* **Description of the task**
Your answer should consist of every line in the records that holds "JSON".

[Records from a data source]
= = =

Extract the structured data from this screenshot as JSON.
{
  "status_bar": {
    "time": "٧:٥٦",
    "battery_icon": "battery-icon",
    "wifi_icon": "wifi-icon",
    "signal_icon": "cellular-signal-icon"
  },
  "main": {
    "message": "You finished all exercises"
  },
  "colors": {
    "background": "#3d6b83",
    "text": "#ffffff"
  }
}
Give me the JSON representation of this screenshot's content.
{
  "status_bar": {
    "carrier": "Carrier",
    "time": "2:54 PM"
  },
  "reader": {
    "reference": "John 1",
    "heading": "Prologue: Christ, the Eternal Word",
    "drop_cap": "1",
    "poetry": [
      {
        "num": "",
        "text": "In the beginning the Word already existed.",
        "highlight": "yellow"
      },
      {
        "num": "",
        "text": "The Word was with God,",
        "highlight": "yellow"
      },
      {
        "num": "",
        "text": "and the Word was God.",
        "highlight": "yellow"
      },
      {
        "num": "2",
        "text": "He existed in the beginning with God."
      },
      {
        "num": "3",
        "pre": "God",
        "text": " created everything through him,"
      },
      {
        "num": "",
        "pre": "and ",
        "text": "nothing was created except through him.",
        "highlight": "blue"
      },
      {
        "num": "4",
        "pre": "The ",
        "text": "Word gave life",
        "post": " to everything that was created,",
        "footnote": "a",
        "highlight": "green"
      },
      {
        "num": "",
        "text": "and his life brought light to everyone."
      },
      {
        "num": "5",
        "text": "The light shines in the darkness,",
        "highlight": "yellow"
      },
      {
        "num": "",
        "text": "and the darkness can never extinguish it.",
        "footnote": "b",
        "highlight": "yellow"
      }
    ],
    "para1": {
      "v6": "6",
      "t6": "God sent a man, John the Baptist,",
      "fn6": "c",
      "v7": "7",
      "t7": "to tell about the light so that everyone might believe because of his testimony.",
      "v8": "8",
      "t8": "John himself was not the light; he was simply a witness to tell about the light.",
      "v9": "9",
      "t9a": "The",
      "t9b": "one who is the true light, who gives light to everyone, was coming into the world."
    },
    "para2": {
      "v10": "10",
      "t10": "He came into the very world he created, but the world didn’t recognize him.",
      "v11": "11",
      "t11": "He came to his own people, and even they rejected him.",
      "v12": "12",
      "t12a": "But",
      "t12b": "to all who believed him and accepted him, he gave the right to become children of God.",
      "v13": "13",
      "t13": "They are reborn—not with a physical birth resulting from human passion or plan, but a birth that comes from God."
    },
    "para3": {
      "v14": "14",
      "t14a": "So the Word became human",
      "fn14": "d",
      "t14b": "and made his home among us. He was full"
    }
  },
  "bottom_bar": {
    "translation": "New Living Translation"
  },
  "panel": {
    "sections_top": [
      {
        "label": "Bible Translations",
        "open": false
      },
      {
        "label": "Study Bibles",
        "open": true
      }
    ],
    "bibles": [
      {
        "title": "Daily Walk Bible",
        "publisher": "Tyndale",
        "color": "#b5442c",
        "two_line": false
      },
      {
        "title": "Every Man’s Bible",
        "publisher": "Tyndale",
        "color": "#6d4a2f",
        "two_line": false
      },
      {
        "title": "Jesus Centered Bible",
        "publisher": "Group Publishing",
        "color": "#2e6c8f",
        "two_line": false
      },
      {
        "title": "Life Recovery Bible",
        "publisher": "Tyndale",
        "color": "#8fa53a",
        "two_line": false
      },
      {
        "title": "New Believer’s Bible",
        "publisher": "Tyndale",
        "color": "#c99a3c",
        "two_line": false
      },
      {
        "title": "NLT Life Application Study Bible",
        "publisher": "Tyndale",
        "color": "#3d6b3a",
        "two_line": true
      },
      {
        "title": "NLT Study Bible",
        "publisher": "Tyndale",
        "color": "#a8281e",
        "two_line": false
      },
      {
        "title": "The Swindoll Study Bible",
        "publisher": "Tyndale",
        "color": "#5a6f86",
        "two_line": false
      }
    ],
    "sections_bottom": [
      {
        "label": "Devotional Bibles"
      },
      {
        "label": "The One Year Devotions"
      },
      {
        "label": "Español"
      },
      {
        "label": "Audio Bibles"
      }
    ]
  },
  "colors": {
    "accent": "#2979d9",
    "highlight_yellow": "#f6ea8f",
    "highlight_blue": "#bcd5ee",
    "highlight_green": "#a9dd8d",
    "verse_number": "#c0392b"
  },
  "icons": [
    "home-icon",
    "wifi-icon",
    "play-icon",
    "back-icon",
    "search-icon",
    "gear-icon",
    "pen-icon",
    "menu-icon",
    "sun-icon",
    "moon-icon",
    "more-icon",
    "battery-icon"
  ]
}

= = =

* **Completed task**
Extract the structured data from this screenshot as JSON.
Give me the JSON representation of this screenshot's content.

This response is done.